“If we’re not careful, [doctor-assisted suicide laws] could turn to people who are not terminally ill, people with disabilities who have a lot of pain, but they’re not terminally ill,” said Cameron.
Supporters of the Death with Dignity movement would strongly disagree with Cameron’s slippery slope argument.
“In any of the five states that have assisted suicide, Death with Dignity, there’s never been one case where it’s been misused on someone who should not be permitted, a disabled person for instance,” said Merrifield. “There’s not been one case of misuse in the statute,” he repeats.

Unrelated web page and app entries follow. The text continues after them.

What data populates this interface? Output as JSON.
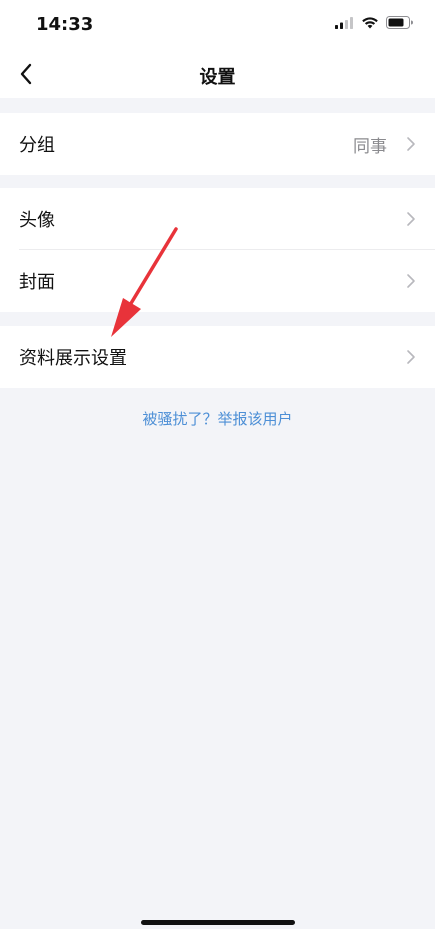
{
  "status_bar": {
    "time": "14:33",
    "icons": [
      "signal-icon",
      "wifi-icon",
      "battery-icon"
    ]
  },
  "nav": {
    "title": "设置",
    "back_icon": "chevron-left-icon"
  },
  "groups": {
    "group1": {
      "items": [
        {
          "label": "分组",
          "value": "同事"
        }
      ]
    },
    "group2": {
      "items": [
        {
          "label": "头像"
        },
        {
          "label": "封面"
        }
      ]
    },
    "group3": {
      "items": [
        {
          "label": "资料展示设置"
        }
      ]
    }
  },
  "report_link": "被骚扰了？举报该用户",
  "annotation": {
    "icon": "red-arrow-icon",
    "color": "#e8333a"
  },
  "colors": {
    "background": "#f3f4f8",
    "card": "#ffffff",
    "link": "#4d8fd6",
    "secondary_text": "#8a8a8e",
    "chevron": "#b8b8bd"
  }
}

As for the issue of mental health, Merrifield says that there are multiple safeguards in place. Patients have to be at least 18 years old. When the two doctors are confirming that the patient only has six month to live, they must also check for any underlying psychiatric or mental conditions that may be influencing the patient’s choice. Also, counseling for alternatives like hospice care and pain management would be mandatory in the Colorado bill.
Merrifield recognizes that end of life options have wider effects than just the patients themselves.
“Of course patients would be the most affected, but their families and their friends would not have to, as I did, watch their loved ones go through terrible pain and suffering and loss of capacity, mental and physical,” said Merrifield. “It was a terrible three months that I sat with my dad while he died.”
Merrifield is hopeful that in the new 2016 bill they have answered enough of their opponents’ objections to be able to get it passed. He points out that public support, while split, does show a majority in favor of doctor-assisted suicide. A 2015 Gallup shows that sixty-eight percent of Americans believe that doctors should be legally allowed to help terminally ill patients commit suicide.
Cameron, a black woman, ends her interview by pointing out that a larger percentage of black and Latino Americans are against doctor-assisted suicide than white Americans. A Pew Research Center survey in 2013 did show a significant difference in approval levels of doctor-assisted suicide between black and white Americans. Fifty-three percent of the white Americans surveyed approved doctor-assisted suicide while only twenty-nine percent of black Americans did.
Whether it is an issue of disability or religious morality, it looks like the controversy of Death with Dignity or doctor-assisted suicide in America will remain for a long time. People across the country, with the aid of supporters like Merrifield, will continue to fight for their contested right to die. At the same time, members of organizations like Cameron’s will stand in the way of what they perceive as a threat to all disabled Americans. Everyone seems to agree that no one should have to face undue suffering or medical neglect, but what that means has yet to be universally determined.